Rufus: Well, I don’t really particularly like it. I think that it is an irresponsible place for ministers, to use to promote their ministries, simply because one page [can] lead to ungodly pages. And certainly, you can’t control what people do, but you can control what you do and myspace is the type of place where you have kind of limited control. Even though you have what they call ‘friends’, the problem is you can’t control what friends your friends have. So, I don’t want to be responsible for any teenager or young person finding any type of sexually explicit pages starting with my page.
Ed: Wow! That’s really commendable. You don’t hear that too much at all. Now if anybody missed out on your last CD, “No Compromise” is there a way that someone can get a copy?

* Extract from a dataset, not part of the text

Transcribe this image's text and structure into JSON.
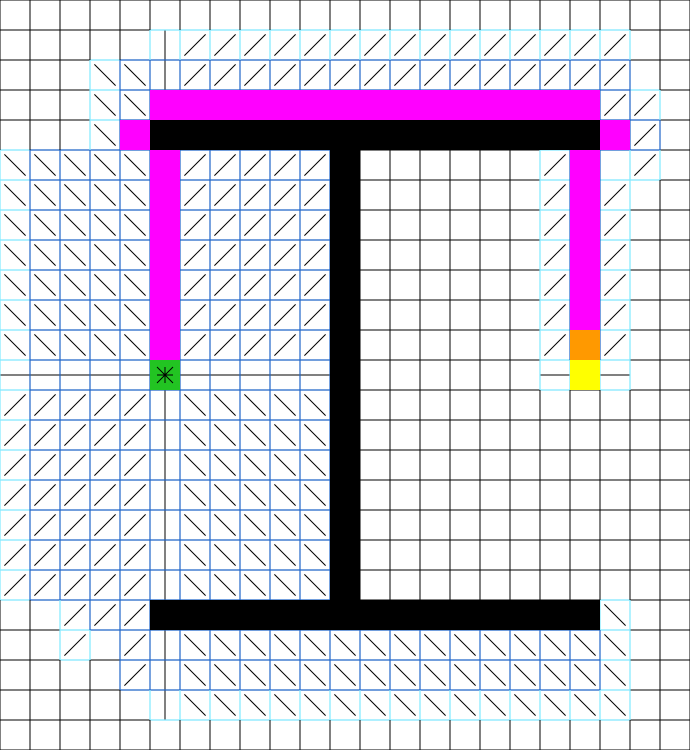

Ed: Do you have any plans to tour in support of the new CD?
Rufus: I don’t actually have a tour planned---like a traditional tour---but I am planning some concert dates here in California, as well as what I call ministry outreach dates in Ohio. Probably Cleveland, Cincinnati and maybe Columbus. So, we are working to put those together as we speak.
Ed: What advice would you give to someone who wants to be a recording artist?
Rufus: A couple of things: I would just simply say first, make sure that it’s the direction God is leading you [into]. Second, prepare yourself in the area He has called you [to] whether it’s production, singing, or ministry. And third, if that is the direction that God has called you, know that it’s ministry and not artistry. While I understand that it is popular but that’s what the world does. The world has artists. God has ministers.
Ed: What do you mean when you say artistry?
Rufus: Well, the world calls them artists and simply the focus…when you are dealing with artists, while being artistically creative, is not wrong. What happens is, in becoming an artist it brings focus and attention to you, whereas a minister brings direct attention to Jesus Christ.
Ed: What would you like the people to know about you that they might not know?
Rufus: Yeah! I want the people to know that I’m black, I’m from Ohio, I love Jesus and please support our album. We are independent and [with] the money we get…we support our prison ministry called, ‘You Are Not Forgotten’. With this prison ministry, we basically send off free CD’s to prisoners who are incarcerated just as a means of hope: a seed of hope in life, to encourage them and let them know that God has not forgotten them just because they are behind bars.
Ed: Thanks for your time!
Rufus: Yeah, man. We finally did it. Talk to you soon.
And The Legacy Continues…
If you have questions or comments e-mail me at firstname.lastname@example.org
Lillian J. Anderson